##### RECORD EXTRACTS

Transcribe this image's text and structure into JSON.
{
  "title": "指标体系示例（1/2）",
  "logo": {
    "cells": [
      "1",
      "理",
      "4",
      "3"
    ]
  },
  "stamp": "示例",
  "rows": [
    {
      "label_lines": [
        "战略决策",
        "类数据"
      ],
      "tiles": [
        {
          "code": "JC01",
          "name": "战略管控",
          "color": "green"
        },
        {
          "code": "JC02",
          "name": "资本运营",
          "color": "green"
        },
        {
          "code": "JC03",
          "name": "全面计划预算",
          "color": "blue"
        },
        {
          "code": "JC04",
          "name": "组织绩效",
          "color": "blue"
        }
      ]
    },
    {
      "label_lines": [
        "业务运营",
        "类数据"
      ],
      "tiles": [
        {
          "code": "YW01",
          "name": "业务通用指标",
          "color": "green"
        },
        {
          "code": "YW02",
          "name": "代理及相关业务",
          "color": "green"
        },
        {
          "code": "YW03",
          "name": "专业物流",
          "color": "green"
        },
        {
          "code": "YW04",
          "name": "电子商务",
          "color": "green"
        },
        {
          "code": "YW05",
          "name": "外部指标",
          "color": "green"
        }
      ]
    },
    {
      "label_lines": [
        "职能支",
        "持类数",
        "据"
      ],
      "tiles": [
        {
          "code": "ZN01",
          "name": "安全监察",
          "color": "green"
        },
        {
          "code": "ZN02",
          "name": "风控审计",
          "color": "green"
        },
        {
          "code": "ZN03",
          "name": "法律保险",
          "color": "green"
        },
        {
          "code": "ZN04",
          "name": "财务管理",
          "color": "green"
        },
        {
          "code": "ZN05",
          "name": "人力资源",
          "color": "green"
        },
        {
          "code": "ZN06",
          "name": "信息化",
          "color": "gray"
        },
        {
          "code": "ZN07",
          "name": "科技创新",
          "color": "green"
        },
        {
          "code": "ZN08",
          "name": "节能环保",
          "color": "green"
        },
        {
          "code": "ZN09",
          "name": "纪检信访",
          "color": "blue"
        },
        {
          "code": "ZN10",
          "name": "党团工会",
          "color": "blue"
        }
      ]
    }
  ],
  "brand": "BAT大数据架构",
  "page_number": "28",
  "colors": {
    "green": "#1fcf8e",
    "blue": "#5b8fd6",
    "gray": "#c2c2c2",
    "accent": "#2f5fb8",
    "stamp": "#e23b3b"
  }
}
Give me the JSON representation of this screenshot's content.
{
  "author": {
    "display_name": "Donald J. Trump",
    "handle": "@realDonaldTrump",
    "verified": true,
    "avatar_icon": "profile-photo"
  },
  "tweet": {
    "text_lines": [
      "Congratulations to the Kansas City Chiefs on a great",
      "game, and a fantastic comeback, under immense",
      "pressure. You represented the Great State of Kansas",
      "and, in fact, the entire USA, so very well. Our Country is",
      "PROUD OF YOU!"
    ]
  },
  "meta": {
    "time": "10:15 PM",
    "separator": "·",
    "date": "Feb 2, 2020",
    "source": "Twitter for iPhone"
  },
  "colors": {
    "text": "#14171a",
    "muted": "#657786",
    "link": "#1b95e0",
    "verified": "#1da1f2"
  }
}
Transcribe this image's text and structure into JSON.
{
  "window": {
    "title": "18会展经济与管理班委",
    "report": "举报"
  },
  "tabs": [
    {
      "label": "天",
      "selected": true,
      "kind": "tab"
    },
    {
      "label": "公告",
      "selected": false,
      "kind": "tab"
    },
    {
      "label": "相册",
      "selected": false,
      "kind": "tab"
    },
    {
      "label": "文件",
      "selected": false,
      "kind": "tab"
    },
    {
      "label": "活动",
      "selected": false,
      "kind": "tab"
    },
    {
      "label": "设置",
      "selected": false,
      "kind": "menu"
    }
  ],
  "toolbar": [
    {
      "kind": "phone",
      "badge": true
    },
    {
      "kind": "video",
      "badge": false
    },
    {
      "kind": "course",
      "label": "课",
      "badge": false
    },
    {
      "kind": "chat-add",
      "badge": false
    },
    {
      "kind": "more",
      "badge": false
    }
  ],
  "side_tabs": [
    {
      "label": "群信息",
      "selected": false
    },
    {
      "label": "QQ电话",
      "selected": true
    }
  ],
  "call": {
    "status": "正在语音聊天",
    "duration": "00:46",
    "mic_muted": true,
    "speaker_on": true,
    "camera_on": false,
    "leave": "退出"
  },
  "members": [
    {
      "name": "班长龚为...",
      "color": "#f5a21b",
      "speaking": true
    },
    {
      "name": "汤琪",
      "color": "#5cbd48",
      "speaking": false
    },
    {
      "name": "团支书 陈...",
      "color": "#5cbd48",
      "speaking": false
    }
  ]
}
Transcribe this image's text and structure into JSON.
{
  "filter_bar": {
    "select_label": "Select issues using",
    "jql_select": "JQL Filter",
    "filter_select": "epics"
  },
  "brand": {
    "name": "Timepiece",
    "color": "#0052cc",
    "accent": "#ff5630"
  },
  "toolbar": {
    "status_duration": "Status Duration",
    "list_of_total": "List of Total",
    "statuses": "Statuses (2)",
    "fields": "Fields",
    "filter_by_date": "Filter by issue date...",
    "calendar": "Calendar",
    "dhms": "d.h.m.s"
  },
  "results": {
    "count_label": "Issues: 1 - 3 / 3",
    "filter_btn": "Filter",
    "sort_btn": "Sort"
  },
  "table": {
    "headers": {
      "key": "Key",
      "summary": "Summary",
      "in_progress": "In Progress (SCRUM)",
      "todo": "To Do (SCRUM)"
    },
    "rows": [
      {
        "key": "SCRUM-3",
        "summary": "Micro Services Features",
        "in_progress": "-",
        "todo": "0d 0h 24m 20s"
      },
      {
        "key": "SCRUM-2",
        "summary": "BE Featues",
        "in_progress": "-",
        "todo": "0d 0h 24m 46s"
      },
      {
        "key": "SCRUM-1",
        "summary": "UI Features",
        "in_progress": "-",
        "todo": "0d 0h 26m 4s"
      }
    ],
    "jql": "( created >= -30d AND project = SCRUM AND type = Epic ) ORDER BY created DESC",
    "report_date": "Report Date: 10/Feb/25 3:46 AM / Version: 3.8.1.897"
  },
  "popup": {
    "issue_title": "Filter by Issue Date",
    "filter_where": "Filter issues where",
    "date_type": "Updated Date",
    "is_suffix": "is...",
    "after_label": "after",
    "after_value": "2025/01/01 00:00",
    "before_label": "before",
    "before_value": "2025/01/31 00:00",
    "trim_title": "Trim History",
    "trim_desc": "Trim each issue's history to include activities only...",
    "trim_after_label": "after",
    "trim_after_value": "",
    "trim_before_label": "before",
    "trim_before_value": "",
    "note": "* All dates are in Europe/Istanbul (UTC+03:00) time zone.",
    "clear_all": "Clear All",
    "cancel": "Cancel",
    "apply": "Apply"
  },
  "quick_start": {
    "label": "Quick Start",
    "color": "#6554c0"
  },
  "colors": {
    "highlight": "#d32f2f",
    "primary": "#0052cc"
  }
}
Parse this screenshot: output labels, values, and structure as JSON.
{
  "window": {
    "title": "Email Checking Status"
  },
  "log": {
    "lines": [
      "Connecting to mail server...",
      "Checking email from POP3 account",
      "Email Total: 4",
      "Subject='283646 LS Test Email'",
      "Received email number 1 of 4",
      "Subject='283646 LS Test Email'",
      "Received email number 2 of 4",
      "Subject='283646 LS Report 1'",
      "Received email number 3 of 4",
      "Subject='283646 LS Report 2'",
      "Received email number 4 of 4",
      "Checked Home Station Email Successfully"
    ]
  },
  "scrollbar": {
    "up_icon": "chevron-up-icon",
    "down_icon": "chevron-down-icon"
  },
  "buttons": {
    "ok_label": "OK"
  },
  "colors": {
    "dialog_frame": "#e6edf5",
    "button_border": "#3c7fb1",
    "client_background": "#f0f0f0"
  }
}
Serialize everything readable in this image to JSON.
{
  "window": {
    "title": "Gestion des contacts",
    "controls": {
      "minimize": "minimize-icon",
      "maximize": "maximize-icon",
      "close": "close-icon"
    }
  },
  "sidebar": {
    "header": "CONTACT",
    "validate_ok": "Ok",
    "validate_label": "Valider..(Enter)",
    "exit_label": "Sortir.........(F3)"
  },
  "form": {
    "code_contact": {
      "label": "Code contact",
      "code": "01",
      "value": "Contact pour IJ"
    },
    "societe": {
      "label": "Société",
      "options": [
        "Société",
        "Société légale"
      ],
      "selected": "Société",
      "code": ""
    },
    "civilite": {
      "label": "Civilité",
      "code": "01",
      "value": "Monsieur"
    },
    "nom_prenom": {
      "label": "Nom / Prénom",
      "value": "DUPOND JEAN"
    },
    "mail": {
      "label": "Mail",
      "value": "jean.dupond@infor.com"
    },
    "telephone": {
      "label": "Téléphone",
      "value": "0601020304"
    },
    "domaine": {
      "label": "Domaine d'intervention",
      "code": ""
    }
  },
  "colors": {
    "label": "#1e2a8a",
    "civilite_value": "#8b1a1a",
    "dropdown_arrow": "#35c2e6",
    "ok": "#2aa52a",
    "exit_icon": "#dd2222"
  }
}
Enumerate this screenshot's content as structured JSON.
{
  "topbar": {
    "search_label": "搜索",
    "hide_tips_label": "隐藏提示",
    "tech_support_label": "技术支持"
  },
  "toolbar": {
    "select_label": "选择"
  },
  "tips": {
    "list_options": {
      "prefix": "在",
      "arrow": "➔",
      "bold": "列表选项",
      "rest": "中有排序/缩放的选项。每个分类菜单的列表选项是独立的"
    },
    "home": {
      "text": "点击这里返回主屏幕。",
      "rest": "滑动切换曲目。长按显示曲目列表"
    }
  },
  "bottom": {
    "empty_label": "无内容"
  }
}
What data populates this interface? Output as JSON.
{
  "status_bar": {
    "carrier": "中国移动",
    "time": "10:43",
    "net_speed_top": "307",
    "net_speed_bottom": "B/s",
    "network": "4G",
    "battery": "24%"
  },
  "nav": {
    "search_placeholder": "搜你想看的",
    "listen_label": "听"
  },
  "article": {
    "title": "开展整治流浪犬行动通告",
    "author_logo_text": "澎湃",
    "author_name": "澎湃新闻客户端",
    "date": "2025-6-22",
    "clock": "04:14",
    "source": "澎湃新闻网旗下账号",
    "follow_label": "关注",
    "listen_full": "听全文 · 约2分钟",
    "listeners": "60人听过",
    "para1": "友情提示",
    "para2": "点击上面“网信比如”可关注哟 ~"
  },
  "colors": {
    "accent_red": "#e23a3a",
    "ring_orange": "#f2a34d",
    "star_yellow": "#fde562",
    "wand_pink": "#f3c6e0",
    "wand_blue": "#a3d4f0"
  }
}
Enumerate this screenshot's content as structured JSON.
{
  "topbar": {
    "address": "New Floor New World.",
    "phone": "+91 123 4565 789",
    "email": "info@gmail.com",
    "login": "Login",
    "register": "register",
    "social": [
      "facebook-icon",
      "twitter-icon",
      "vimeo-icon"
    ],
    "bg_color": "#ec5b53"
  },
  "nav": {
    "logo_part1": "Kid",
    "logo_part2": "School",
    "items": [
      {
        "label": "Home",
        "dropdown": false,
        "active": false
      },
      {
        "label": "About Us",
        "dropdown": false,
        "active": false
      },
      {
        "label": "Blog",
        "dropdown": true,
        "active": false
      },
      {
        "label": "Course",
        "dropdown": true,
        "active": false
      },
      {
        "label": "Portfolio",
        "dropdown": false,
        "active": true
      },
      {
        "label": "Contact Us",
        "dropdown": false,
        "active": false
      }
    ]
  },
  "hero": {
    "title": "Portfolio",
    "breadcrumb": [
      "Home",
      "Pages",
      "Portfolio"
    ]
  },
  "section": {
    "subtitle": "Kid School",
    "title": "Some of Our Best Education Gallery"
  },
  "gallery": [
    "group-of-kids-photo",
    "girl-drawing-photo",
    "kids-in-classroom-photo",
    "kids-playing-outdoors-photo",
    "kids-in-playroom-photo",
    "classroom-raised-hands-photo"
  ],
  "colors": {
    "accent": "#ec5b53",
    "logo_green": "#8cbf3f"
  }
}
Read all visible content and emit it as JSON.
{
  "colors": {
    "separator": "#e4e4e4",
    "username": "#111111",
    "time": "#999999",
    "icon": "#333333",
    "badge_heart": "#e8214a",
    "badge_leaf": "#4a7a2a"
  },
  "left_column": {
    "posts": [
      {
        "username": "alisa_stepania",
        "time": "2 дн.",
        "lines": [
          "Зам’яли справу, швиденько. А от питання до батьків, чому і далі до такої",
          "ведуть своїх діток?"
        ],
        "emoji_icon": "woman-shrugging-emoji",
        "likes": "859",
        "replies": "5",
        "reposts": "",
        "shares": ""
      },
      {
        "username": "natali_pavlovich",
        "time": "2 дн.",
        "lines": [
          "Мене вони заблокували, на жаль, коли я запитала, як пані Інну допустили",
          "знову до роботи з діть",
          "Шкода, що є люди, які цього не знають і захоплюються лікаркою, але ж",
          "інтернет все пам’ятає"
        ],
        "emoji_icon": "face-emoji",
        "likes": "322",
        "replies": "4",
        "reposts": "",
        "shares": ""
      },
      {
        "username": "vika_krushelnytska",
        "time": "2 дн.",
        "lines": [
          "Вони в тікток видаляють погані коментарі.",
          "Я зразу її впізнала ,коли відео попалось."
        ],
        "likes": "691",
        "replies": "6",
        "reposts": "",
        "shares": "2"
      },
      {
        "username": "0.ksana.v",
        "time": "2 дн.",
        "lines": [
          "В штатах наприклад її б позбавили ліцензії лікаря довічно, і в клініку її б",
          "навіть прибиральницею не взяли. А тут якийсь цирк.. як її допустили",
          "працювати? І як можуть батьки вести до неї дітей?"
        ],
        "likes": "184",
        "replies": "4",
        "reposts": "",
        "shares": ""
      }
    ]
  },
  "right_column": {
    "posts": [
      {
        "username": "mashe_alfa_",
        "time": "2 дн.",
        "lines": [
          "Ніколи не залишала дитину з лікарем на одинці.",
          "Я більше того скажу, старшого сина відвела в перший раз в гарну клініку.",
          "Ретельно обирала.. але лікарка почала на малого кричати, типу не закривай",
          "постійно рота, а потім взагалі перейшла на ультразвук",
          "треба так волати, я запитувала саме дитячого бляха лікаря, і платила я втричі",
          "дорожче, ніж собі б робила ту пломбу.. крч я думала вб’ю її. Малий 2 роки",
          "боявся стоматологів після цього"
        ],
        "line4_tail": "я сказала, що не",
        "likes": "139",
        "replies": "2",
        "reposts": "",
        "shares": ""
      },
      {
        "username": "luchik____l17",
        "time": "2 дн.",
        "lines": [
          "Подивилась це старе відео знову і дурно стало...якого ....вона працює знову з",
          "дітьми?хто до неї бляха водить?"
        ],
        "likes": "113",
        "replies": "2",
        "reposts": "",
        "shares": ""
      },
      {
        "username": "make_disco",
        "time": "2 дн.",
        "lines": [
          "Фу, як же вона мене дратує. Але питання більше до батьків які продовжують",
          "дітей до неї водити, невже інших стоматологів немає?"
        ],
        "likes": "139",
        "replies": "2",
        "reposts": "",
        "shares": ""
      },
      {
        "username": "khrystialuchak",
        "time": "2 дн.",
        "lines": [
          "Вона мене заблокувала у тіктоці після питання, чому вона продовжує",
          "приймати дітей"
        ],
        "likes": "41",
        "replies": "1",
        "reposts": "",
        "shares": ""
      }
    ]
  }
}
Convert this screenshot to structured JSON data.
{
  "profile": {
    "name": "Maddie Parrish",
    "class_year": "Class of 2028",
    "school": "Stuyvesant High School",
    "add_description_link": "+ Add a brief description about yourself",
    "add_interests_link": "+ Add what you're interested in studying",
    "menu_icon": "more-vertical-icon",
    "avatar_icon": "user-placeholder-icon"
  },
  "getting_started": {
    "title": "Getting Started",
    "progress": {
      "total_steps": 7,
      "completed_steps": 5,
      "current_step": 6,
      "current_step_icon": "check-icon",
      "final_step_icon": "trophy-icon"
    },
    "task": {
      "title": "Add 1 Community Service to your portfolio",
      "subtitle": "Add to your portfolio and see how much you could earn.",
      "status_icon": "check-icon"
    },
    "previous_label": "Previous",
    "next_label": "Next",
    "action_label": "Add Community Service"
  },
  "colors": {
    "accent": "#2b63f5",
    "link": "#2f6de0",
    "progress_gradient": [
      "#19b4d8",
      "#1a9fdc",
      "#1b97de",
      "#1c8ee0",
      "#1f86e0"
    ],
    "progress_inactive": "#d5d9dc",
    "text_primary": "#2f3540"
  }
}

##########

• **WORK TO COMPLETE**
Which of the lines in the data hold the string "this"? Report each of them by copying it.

• **THE COMPLETED TASK**
Transcribe this image's text and structure into JSON.
Give me the JSON representation of this screenshot's content.
Transcribe this image's text and structure into JSON.
Transcribe this image's text and structure into JSON.
Parse this screenshot: output labels, values, and structure as JSON.
Serialize everything readable in this image to JSON.
Enumerate this screenshot's content as structured JSON.
What data populates this interface? Output as JSON.
Enumerate this screenshot's content as structured JSON.
Convert this screenshot to structured JSON data.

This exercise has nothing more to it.